Note: This review originally appeared in The Season E-Zine's June mystery section.

A Parfait Murder by Wendy Lyn Watson
Obsidian, June 2011

Rating: 9 (Excellent) (The Season's rating scale runs from 1 to 10)

For fans of: Donna Andrews and Madelyn Alt

Tallulah "Tally" Jones is living the good life: summer has returned to Dalliance, Texas; her ice cream shop, the Remember the A-la-mode, is doing a respectable business; and she’s once more happily ensconced in a relationship with her former high-school sweetheart, Finn Parker. But then her cousin Bree’s no-account ex, Sonny Anders, returns to town, a new woman on his arm and a wad of cash in his pocket, and Tally’s happy existence is thrown into a tailspin. Bree threatens to sue Sonny for child support, and Sonny responds by serving Bree with papers questioning the paternity of their daughter Alice. Tally is hopeful that a simple DNA test will bring the family drama to an end, but when Sonny’s lawyer is shot dead and Bree is found standing over the body holding the gun, she’s forced to admit that their troubles have only just begun. Bree swears she’s innocent of the crime, and Tally knows her cousin is incapable of murder, but the police remain unconvinced. Can Tally and Finn work together to exonerate Bree and catch the real killer?

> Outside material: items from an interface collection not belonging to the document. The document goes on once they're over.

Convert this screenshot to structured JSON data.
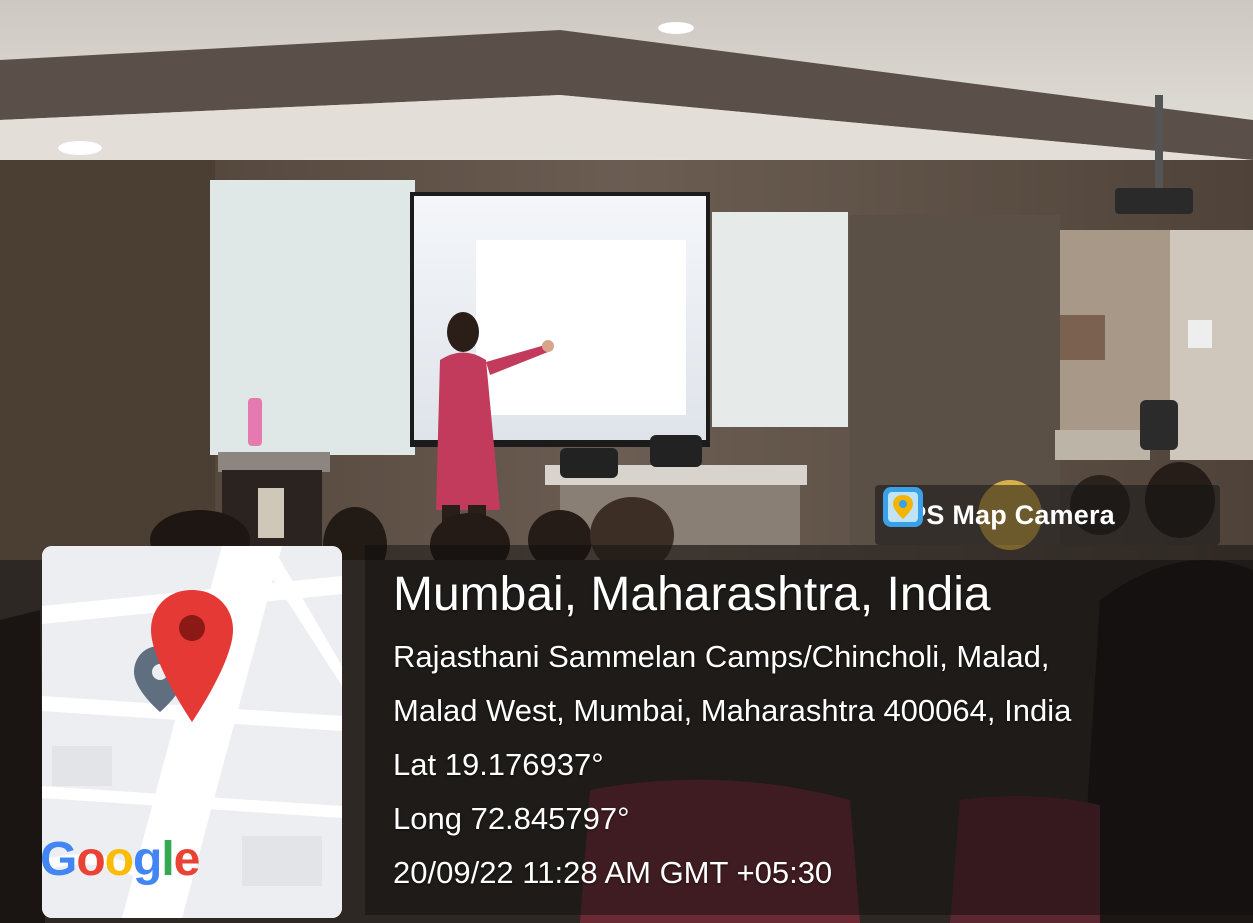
{
  "badge": {
    "app_name": "GPS Map Camera",
    "icon": "gps-map-camera-app-icon"
  },
  "location": {
    "city": "Mumbai, Maharashtra, India",
    "address_line1": "Rajasthani Sammelan Camps/Chincholi, Malad,",
    "address_line2": "Malad West, Mumbai, Maharashtra 400064, India",
    "lat": "Lat 19.176937°",
    "long": "Long 72.845797°",
    "datetime": "20/09/22 11:28 AM GMT +05:30"
  },
  "map": {
    "provider": "Google",
    "pin_icon": "location-pin-icon",
    "colors": {
      "pin": "#e53935",
      "google_blue": "#4285f4",
      "google_red": "#ea4335",
      "google_yellow": "#fbbc05",
      "google_green": "#34a853"
    }
  }
}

A Parfait Murder is the third in Wendy Lyn Watson’s Mystery a la Mode series. I flat-out adored both the series debut, I Scream, You Scream, and its sequel, Scoop to Kill, so I had high hopes for Watson’s latest, and I’m happy to report it doesn’t disappoint. As always, Watson’s prose is lush, vibrant, and chock full of Texas charm. Her story is rich and complex, her dialogue is sharp, witty, and natural, and her descriptions are so vivid the imagery practically leaps off the page.

Watson’s characters are marvelous to a one, each with their own distinct personality and unique motivations. Tally makes for a fantastic main character – a strong, smart, funny, heroine with whom you immediately empathize and identify – and the people who populate her life add wonderful depth and texture to the story. From fiery yet vulnerable Bree, to sweetly serious Alice, to steel magnolia Grandma Peachy, these are characters you can’t help but feel affection for, and by the end of the book, you’re bound to feel as though you’re part of the family, yourself.

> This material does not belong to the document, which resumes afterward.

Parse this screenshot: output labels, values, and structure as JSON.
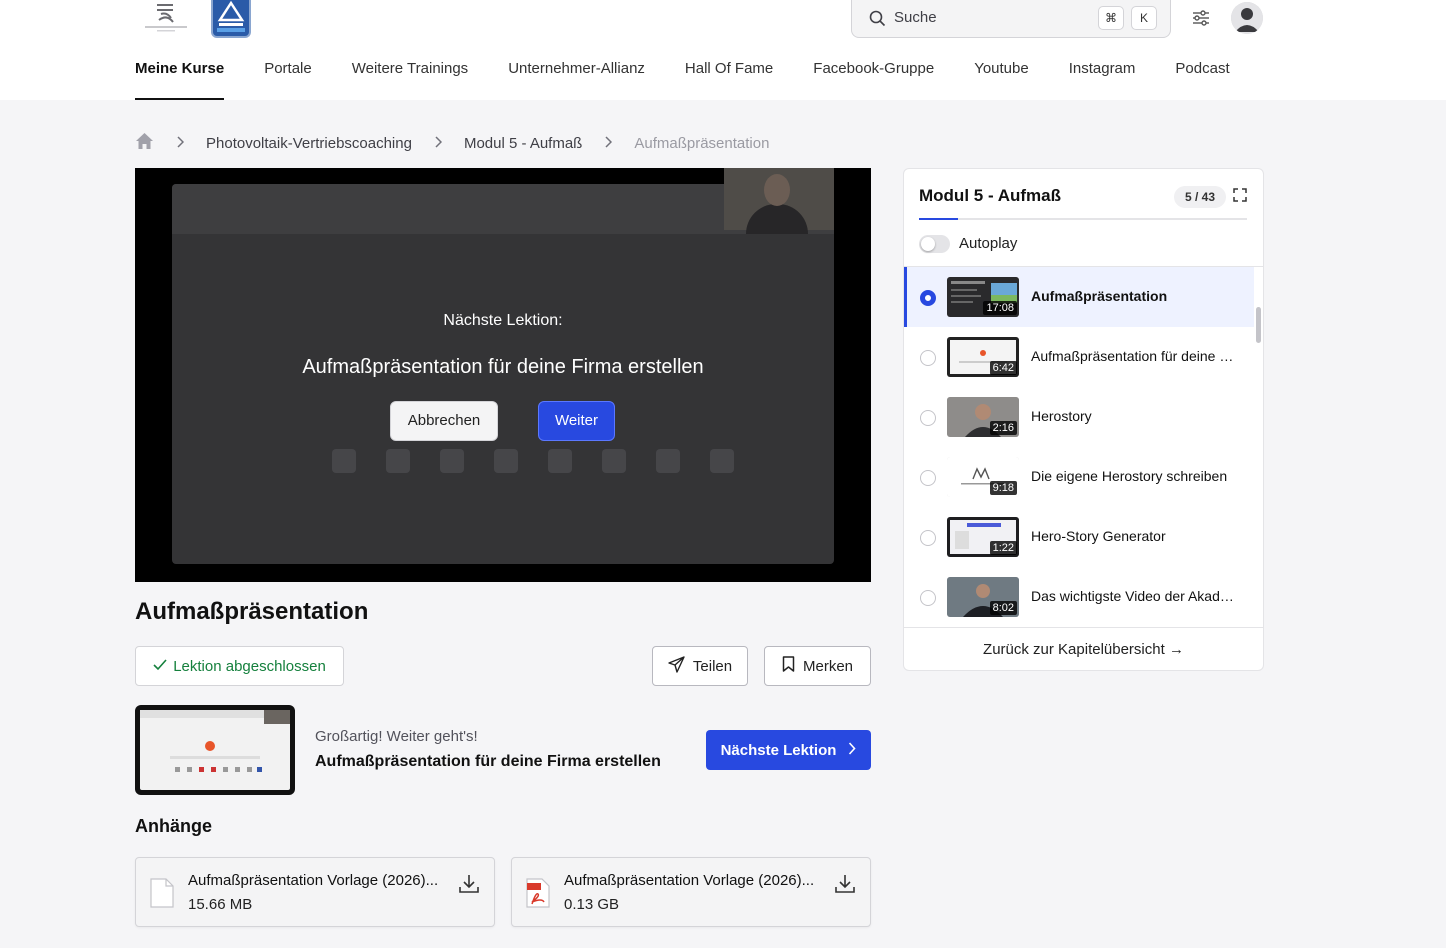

The mystery is intriguing and expertly crafted, full of twists and turns that you’ll never see coming, but it’s the interpersonal dramas that play out over the course of the book that really make it shine. The relationships Watson has created here – between Tally and Finn, Tally and Bree, Tally and Alice, and even Tally and her ex-husband, Wayne – are realistic and complex and beautifully illustrate the idea that when it comes to matters of love and family, things are never as black and white as they seem.

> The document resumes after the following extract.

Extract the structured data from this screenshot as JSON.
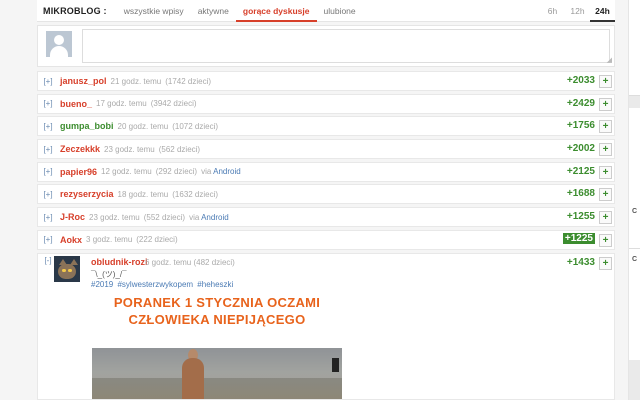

Wendy Lyn Watson’s books are simply a must-read. Go buy A Parfait Murder and while away a sunny afternoon with Tally in Dalliance; it just may be the best part of your week.